In the spirit of US President John F. Kennedy calling for a manned moon exploration programme in 1962, Doug Smock, writing in Plastics Today, calls for another bold move—this time in medical technology. For starters, we can build a kidney.
It's eminently doable, and to buttress his view, he quotes Keith Murphy, CEO of Organovo (San Diego, CA, USA), which developed one of the first commercial bioprinters. "If the federal government created a 'human organ project' and wanted to make the kidney, I literally think it could happen in 10 years," says Murphy. To be sure, great strides have been made in enabling technologies.
Organovo presented data on the first fully bioprinted blood vessels at the Tissue Engineering and Regenerative Medicine International Society meeting in Orlando, FL, USA, writes Smock. The vessels are the world's first arteries made solely from cells of an individual person.

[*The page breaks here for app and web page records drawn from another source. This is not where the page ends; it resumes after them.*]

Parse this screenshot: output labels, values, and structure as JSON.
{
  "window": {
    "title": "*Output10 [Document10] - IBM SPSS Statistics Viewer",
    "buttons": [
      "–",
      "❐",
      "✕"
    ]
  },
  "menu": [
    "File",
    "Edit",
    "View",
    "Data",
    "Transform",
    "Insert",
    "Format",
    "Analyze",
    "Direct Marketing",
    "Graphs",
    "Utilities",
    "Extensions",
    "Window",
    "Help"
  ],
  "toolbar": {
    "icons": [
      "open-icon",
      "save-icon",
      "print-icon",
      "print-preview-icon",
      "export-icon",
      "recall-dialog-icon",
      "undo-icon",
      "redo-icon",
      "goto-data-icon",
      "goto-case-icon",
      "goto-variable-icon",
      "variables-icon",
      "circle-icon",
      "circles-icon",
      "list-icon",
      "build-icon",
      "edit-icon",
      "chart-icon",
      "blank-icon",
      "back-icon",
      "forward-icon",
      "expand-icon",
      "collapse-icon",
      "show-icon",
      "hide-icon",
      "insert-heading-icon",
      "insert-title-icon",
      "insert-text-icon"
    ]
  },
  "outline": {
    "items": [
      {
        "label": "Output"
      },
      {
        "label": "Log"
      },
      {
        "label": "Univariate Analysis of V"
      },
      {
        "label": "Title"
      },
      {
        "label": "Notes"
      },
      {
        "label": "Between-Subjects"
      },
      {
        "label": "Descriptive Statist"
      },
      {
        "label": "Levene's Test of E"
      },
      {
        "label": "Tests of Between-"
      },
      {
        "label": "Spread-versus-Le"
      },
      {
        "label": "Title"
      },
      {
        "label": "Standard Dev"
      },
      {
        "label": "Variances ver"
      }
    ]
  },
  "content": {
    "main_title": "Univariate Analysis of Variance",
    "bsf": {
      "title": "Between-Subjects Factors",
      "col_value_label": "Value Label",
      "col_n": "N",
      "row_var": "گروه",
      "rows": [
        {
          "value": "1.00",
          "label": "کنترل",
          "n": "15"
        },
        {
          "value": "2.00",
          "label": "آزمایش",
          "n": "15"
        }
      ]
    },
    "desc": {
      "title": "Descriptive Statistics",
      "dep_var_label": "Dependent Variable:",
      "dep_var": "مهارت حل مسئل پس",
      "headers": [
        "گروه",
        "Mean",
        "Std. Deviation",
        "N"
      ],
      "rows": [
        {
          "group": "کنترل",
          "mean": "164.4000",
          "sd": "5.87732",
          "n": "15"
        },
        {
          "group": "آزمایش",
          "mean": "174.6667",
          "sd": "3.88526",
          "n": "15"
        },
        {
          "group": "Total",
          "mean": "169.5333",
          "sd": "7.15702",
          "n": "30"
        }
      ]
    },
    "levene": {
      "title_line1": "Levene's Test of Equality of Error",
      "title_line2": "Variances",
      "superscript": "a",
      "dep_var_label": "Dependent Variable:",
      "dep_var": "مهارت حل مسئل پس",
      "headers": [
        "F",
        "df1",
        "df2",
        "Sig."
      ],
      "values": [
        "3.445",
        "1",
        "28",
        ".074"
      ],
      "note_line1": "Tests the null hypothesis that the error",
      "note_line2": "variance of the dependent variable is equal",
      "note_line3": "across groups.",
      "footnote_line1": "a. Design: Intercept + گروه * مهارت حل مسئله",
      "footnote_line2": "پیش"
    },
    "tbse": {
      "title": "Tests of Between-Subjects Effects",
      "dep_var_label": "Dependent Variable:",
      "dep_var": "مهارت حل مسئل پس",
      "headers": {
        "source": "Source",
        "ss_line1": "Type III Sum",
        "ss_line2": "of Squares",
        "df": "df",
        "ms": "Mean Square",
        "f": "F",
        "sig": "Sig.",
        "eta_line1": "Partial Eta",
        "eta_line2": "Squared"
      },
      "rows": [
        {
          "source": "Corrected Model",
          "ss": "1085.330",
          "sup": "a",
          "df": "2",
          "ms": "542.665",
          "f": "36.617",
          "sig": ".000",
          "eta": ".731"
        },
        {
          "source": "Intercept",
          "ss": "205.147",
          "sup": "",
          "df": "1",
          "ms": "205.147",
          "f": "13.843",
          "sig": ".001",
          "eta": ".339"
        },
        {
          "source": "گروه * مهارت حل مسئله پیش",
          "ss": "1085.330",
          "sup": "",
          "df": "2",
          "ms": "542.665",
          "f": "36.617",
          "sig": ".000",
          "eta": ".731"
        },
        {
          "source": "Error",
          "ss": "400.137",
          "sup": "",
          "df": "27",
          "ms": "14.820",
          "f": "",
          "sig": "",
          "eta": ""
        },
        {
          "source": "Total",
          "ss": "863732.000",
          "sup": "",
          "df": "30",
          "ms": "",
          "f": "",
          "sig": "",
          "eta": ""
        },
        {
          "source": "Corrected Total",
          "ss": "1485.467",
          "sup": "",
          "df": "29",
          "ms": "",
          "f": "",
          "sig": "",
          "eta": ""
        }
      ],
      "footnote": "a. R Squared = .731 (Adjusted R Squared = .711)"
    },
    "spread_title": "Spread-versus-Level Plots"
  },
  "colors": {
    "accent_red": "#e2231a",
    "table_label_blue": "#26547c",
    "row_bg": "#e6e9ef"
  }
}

Elsewhere, engineered livers and bioprinted heart valves have been developed in laboratory settings, and EnvisionTec in Gladbeck, Germany, has built a bioprinter. The missing ingredient to take all of this to the next level, writes Smock, is large-scale financial support. “The projects aren't close enough to reality to attract significant corporate support.”
It would be grand if our fearless leaders were to boldly spring into action and make “the development of replacement human organs our next moon shot,” as Smock advocates. But as the political process in the United States flirts with absurdity and Europe stares slack-jawed at the Merkozy pantomime, it's difficult to see where the leadership for a project this ambitious might come from.